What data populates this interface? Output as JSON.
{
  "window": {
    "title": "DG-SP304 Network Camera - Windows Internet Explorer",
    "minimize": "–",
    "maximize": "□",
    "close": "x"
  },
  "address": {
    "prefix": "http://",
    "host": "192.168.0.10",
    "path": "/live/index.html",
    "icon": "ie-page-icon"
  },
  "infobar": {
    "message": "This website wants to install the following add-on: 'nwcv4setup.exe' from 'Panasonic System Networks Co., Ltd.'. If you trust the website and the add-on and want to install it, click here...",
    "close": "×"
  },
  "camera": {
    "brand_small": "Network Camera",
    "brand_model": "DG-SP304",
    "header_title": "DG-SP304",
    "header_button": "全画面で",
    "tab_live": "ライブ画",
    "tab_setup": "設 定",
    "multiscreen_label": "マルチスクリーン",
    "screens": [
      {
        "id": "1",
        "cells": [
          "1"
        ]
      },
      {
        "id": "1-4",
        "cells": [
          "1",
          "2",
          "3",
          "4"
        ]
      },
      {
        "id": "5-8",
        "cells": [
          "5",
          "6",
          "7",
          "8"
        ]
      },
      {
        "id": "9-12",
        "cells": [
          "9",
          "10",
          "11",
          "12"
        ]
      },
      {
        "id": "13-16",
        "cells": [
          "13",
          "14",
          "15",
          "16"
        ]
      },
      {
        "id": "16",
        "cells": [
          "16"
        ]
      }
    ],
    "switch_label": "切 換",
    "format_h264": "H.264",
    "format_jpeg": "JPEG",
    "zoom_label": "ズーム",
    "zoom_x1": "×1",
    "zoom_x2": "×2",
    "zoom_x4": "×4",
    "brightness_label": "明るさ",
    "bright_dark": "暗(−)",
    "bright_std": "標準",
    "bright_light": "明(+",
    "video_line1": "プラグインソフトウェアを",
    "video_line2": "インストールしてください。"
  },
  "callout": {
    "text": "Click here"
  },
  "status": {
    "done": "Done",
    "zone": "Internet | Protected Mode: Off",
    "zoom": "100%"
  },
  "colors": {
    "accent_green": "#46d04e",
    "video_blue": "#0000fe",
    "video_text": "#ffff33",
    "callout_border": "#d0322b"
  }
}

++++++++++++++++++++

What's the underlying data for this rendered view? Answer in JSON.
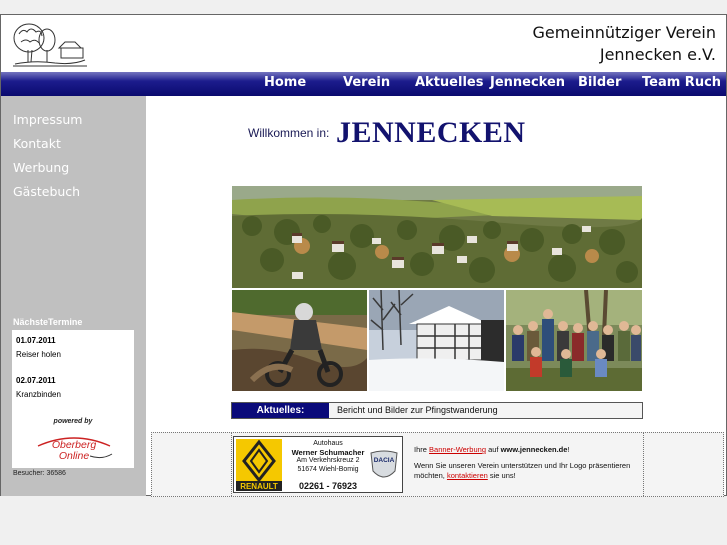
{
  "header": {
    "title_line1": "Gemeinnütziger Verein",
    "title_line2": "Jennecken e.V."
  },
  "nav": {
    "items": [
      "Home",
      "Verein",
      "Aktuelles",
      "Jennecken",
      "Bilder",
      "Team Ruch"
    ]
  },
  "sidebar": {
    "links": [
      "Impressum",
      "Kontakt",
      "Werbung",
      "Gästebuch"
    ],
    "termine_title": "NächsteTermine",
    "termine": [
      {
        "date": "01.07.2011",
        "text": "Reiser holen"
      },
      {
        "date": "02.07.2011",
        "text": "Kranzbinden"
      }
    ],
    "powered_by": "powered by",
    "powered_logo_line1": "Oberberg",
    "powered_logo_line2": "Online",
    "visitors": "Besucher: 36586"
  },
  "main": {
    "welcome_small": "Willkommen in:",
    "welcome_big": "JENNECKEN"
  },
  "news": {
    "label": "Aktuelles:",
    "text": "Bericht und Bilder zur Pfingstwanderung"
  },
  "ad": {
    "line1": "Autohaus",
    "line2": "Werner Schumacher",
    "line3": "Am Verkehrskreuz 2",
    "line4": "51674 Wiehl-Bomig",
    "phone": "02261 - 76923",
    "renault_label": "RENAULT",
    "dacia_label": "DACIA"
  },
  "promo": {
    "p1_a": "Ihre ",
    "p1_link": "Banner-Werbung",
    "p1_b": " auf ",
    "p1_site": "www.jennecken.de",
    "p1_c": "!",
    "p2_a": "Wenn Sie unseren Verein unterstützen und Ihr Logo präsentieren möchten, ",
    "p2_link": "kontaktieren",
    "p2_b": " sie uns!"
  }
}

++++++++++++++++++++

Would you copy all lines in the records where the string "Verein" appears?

### Your response
    "title_line1": "Gemeinnütziger Verein",
      "Verein",
    "p2_a": "Wenn Sie unseren Verein unterstützen und Ihr Logo präsentieren möchten, ",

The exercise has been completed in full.